Kivuli’s movement appeared in a period that was ripe for the foundation of independent churches in East Africa. A religious revival, the Balokole, swept through the Christian churches beginning in the 1930s. It was based on lay communities of prayer and fellowship, which created fertile ground for separatism from the missionary churches. Revival communities also became homes for anticolonial sentiment, and new church bodies free from missionary control appeared throughout East Africa. Kenya became a center for the independent church movement, which was also flourishing - as the result of other factors - in southern Africa.
Kivuli drew members from the Pentecostals as well as from the Quakers, or the Society of Friends. The AICN is a curious mixture of traditions. Their services on Fridays (their day of worship) include dancing, spirit possession, and the wearing of white clothing. The church’s members revere a religious center (called Nineveh) where vast numbers of the faithful gather to celebrate Christmas. They also have an elaborate doctrine of sin, including confession and physical taboos about touching certain places of the body where sins are located. The church discourages polygamy and forbids it among the clergy. Unlike other independent churches, however, the AICN is not divorced from modern life. It is active in development projects and promotes modern medicine.
The AICN has been eager to develop ecumenical contacts. When the evangelical agency World Vision held the first all-pastors’ conference in Nairobi in 1968, the AICN had the largest delegation. Kivuli attempted to join Kenya’s National Christian Council in 1957 and was rejected, but by 1970 the AICN had become a probationary member. In 1975, one year after Kivuli’s death, it became affiliated with the World Council of Churches.
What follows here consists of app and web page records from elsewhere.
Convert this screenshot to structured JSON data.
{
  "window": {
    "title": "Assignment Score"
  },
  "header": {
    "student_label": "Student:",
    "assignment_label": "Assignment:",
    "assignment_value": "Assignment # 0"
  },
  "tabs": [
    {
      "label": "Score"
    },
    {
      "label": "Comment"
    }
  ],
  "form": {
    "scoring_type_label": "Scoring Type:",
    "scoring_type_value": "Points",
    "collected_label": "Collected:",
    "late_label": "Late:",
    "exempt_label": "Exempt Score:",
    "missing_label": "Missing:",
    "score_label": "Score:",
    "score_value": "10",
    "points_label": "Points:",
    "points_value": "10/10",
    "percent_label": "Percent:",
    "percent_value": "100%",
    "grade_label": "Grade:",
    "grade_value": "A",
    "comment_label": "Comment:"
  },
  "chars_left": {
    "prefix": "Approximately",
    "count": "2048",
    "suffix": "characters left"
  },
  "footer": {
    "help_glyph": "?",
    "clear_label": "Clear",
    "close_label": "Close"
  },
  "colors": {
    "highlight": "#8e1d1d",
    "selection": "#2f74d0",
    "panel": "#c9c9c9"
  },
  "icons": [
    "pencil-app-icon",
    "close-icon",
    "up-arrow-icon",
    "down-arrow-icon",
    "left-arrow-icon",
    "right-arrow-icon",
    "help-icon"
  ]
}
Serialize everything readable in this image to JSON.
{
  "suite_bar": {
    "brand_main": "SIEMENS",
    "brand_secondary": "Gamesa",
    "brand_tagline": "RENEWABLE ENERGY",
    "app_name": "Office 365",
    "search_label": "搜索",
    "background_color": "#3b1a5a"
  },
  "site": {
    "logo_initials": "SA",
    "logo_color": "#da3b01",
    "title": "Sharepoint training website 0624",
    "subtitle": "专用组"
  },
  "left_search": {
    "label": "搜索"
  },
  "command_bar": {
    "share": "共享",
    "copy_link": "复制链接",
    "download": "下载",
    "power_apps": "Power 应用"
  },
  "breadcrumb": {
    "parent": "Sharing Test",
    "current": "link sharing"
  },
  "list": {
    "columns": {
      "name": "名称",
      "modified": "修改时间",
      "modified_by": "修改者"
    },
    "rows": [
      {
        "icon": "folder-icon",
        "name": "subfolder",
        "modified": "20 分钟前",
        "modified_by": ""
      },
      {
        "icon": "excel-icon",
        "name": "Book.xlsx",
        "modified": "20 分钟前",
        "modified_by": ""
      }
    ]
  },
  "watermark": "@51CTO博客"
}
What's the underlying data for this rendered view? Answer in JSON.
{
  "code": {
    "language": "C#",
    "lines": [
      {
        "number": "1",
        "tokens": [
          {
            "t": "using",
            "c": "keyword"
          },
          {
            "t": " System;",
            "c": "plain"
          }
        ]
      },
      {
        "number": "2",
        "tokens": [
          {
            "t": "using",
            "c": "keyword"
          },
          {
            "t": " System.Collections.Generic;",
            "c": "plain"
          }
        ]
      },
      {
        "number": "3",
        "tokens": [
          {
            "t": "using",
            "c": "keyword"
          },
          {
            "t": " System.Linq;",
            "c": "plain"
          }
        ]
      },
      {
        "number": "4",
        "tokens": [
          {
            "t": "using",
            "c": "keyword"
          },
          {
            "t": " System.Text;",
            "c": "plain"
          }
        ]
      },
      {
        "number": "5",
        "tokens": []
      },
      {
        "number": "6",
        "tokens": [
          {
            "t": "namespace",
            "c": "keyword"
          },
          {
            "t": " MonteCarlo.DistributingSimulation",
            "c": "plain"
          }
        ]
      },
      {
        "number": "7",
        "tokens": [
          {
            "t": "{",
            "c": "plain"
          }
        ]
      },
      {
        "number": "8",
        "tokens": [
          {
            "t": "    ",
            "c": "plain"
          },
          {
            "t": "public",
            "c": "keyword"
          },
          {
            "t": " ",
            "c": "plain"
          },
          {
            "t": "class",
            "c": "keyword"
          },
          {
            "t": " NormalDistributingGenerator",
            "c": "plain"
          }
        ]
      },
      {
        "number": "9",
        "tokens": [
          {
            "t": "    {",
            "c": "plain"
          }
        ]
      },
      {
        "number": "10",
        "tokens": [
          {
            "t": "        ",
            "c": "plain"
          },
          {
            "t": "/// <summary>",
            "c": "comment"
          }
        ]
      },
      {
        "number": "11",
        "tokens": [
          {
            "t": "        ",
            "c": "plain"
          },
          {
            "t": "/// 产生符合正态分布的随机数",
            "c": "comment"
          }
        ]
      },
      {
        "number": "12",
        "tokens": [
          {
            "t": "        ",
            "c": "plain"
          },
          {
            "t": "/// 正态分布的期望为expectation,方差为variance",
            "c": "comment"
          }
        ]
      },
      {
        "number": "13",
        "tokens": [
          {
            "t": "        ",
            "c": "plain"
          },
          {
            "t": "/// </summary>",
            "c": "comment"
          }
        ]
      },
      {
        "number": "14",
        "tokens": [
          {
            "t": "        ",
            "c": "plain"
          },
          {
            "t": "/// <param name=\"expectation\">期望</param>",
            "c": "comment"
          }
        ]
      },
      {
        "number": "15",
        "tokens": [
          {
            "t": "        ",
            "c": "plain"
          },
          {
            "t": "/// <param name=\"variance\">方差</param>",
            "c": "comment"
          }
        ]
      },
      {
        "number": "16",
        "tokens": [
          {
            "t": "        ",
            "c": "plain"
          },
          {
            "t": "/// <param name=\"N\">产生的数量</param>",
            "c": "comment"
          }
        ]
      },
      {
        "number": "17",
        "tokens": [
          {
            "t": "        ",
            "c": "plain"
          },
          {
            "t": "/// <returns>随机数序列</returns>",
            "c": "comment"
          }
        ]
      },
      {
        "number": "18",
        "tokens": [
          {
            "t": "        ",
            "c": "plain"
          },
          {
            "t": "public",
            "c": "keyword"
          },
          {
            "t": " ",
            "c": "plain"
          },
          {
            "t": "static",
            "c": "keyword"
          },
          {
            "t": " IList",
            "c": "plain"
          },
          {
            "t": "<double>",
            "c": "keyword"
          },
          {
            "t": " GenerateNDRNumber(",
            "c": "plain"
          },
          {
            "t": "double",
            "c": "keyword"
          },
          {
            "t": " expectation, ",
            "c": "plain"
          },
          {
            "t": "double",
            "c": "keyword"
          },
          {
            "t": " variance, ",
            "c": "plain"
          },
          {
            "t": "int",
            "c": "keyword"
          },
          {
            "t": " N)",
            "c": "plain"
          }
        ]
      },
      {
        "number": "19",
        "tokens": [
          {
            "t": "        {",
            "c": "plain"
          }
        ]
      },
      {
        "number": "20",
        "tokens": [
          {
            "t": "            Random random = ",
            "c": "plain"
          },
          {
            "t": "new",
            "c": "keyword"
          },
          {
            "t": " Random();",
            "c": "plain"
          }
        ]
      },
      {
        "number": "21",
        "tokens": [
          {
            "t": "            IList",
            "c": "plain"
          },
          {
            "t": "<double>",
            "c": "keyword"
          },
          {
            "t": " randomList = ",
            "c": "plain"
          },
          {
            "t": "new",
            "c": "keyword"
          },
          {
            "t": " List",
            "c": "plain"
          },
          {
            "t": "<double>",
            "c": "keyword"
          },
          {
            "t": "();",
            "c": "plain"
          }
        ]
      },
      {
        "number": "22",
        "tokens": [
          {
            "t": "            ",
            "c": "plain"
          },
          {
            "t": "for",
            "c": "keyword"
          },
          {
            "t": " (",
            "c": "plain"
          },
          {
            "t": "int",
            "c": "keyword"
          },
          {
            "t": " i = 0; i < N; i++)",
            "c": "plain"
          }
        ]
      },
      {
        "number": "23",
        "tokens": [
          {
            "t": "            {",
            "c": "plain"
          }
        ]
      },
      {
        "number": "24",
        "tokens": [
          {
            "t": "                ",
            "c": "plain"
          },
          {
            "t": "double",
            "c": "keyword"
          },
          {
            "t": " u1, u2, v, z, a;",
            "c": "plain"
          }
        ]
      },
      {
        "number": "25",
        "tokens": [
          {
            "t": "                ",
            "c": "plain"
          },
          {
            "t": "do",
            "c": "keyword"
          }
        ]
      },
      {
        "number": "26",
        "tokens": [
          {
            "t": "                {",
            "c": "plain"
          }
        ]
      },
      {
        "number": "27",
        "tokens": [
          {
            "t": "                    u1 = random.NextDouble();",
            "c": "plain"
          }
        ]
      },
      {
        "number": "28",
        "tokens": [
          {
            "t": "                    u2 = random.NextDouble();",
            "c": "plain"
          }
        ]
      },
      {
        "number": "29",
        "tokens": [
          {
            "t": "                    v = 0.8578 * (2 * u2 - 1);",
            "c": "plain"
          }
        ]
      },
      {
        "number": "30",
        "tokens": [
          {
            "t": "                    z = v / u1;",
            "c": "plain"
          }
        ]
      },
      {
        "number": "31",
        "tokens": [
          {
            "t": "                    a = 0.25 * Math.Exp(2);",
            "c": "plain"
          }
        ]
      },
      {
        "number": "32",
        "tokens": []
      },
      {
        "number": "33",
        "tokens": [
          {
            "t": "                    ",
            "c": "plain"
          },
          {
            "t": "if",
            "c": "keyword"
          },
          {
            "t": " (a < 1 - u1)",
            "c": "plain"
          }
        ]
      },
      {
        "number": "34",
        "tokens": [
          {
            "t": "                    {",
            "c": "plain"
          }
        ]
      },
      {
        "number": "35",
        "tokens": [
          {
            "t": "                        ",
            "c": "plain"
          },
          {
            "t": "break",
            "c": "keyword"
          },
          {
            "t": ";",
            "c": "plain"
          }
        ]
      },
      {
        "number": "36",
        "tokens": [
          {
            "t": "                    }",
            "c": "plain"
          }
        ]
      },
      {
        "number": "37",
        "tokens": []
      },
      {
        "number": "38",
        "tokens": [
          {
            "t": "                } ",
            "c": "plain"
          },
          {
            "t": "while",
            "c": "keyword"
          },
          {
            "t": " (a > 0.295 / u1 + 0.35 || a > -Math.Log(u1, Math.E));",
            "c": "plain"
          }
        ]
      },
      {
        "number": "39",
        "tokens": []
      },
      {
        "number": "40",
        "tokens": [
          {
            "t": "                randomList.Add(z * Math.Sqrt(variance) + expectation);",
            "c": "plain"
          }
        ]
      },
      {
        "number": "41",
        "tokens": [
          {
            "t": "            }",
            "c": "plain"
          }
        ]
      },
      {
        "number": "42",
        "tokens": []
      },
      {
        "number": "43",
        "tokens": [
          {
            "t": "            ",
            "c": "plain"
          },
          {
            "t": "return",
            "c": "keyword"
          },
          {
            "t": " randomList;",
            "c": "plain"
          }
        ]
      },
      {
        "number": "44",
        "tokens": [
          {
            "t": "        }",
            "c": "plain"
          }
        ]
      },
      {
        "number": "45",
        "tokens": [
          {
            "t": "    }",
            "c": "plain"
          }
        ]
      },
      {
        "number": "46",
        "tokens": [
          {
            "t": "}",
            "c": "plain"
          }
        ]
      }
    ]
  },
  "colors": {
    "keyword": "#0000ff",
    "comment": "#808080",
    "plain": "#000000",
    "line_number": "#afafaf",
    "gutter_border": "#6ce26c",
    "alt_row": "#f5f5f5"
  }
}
Norbert C. Brockman
Lipschutz, Mark, and R. Kent Rasmussen. Dictionary of African Historical Biography. 2nd edition. Berkeley: University of California Press, 1986.
This article is reproduced, with permission, from *An African Biographical Dictionary, *copyright © 1994, edited by Norbert C. Brockman, Santa Barbara, California. All rights reserved.